From the point of view of spectatorship, the result of this standardization between images in combination with the implied motion of the still itself is a peculiar displacement that André Bazin would later diagnosis as “the art of not seeing films.” In a 1944 article of the same name, Bazin, perhaps the ultimate cinephile, makes the provocative claim that a film can be legitimately be read, at least with “seventy-five percent accuracy,” by the posters which advertise it. In essence, by reading the image through an elaborate “graphology” the image gives way to the film proper and in those cases where the film one “sees” through the poster is of inferior quality one can safely choose not to attend its showing. “Seeing” the film no longer necessitates the theatre or even the film itself.

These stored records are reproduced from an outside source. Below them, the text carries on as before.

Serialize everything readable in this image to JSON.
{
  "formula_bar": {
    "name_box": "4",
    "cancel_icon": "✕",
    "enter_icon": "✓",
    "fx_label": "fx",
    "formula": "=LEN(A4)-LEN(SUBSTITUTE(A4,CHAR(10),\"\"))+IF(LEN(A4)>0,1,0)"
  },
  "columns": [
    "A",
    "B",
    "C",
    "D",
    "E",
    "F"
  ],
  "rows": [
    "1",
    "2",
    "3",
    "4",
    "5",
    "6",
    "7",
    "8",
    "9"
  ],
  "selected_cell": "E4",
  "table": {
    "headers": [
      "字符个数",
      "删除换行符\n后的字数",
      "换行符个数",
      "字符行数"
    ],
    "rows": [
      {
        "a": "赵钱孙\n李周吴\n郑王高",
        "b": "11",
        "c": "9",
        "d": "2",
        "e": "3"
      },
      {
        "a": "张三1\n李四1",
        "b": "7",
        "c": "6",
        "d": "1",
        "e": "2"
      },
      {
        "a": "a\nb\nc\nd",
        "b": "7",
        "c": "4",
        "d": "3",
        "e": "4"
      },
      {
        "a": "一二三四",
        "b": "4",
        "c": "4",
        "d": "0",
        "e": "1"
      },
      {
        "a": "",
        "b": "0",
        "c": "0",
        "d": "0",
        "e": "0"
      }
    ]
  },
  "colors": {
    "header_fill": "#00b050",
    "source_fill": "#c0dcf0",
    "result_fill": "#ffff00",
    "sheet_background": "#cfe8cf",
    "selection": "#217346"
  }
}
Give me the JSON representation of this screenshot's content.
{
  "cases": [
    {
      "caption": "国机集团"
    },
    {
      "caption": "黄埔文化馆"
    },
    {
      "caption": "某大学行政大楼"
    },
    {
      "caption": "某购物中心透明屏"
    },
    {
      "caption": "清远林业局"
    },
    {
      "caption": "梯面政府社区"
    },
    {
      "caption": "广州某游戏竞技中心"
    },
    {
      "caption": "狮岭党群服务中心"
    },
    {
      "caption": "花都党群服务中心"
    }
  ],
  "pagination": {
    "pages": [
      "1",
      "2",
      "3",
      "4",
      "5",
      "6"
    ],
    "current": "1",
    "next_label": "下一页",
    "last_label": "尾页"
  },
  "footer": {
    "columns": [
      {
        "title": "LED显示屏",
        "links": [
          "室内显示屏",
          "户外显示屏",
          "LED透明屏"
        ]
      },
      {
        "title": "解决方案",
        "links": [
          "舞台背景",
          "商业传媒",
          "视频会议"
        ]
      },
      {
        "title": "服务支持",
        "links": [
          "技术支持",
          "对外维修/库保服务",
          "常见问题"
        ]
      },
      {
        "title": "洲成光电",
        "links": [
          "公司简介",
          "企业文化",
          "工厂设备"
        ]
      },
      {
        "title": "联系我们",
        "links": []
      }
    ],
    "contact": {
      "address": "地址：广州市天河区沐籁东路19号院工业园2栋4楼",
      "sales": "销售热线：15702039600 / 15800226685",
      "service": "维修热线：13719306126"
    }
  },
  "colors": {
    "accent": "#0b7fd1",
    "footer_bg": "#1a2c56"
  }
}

The arrival of the “still” as the dominant graphical reference to film experience in combination with the standardization or codification of advertising practices make possible the metonymic exchange between the poster and the moving image of the film. With the web of standardization established between images, the film poster appropriates the ability of the filmic image, both moving and still, to exceed itself only to recuperate this excess elsewhere. This inquiry has focused on the poster and obviously each visual mode of extension constitutes its own unique discourse that must be approached on its own terms. However, one can’t help but think that in a general sense it is this dispersal, endemic to the filmic form and perfected with the commercialization of the film industry, that grants film, a by now thoroughly antiquated technology, its continued relevance and vitality. In these terms, the evolution we have traced through the film poster is not all together different from the current migration of the cinematic across media and in turn time and space. The “artefact” that Barthes finds in the trail of posters is therefore both the anomalous element within our conventional understanding of the cinematic experience and also a record of the past. The latter, however, points simultaneously back to the birth of commercial cinema at the same time it prefigures the migration of the cinema across digitized formats where the materiality of the film and its space of presentation bring this process of portability to near completion.